> **Directions for this task**:
Every line in the material below that includes "podróży" should be copied.

»»

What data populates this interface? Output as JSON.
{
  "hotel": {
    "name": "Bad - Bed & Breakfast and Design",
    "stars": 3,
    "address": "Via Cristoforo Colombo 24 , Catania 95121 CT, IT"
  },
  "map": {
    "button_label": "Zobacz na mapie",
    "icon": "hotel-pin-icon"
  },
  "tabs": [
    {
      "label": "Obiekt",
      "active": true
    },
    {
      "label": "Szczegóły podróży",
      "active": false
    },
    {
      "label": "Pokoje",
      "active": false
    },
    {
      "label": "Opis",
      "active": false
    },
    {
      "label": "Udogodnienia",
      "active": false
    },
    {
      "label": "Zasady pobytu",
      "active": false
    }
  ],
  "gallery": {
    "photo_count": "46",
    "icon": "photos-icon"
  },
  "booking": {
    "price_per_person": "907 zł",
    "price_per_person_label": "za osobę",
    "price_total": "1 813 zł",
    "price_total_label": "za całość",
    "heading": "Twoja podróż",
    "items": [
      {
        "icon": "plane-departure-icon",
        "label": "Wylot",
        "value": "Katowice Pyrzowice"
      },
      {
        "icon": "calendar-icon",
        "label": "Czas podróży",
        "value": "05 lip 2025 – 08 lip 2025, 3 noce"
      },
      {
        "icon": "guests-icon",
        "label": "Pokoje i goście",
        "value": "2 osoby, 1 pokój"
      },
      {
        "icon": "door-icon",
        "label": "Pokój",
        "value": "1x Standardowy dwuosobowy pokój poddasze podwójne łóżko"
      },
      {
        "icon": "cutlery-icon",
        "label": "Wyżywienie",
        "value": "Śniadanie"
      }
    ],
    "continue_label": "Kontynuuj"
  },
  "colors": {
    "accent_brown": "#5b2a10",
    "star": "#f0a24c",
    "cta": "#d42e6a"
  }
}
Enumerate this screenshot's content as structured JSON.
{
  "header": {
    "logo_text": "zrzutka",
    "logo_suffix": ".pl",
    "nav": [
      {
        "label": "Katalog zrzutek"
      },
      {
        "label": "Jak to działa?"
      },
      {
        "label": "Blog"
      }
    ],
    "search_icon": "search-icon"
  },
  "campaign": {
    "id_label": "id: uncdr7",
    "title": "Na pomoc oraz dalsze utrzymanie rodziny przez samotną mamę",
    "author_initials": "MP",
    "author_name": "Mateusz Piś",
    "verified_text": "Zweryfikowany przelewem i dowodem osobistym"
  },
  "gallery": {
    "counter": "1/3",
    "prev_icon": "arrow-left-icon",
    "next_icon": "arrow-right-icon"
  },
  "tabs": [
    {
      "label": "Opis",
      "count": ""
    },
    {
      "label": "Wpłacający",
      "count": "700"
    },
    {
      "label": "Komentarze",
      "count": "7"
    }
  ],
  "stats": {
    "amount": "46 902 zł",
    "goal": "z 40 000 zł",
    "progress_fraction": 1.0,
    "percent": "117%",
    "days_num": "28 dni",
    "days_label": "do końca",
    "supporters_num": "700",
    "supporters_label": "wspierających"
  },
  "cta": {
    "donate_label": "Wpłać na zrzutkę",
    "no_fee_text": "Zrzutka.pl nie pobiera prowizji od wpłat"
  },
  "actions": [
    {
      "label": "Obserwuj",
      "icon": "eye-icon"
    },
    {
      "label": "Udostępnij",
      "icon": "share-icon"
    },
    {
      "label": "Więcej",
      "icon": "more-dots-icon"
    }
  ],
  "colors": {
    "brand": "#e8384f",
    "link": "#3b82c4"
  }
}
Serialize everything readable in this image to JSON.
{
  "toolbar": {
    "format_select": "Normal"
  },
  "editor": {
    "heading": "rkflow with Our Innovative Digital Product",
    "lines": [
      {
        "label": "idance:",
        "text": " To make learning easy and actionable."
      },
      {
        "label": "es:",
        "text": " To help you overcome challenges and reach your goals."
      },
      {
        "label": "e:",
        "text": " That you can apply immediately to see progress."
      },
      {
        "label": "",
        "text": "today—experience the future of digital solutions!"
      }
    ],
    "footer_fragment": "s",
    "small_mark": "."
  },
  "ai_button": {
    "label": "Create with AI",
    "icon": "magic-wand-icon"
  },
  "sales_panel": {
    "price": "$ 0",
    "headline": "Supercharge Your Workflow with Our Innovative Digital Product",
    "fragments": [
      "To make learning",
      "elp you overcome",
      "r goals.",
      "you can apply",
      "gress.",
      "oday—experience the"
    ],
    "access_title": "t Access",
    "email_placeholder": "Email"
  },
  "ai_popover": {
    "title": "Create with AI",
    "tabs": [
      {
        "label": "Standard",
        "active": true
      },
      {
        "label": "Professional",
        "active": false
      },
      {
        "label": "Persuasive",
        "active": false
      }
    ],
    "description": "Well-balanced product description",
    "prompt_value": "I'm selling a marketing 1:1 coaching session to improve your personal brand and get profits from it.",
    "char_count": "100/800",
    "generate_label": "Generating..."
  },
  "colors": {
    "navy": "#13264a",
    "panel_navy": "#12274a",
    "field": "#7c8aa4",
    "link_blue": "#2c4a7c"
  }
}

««

> **Written answer**:
      "label": "Szczegóły podróży",
        "label": "Czas podróży",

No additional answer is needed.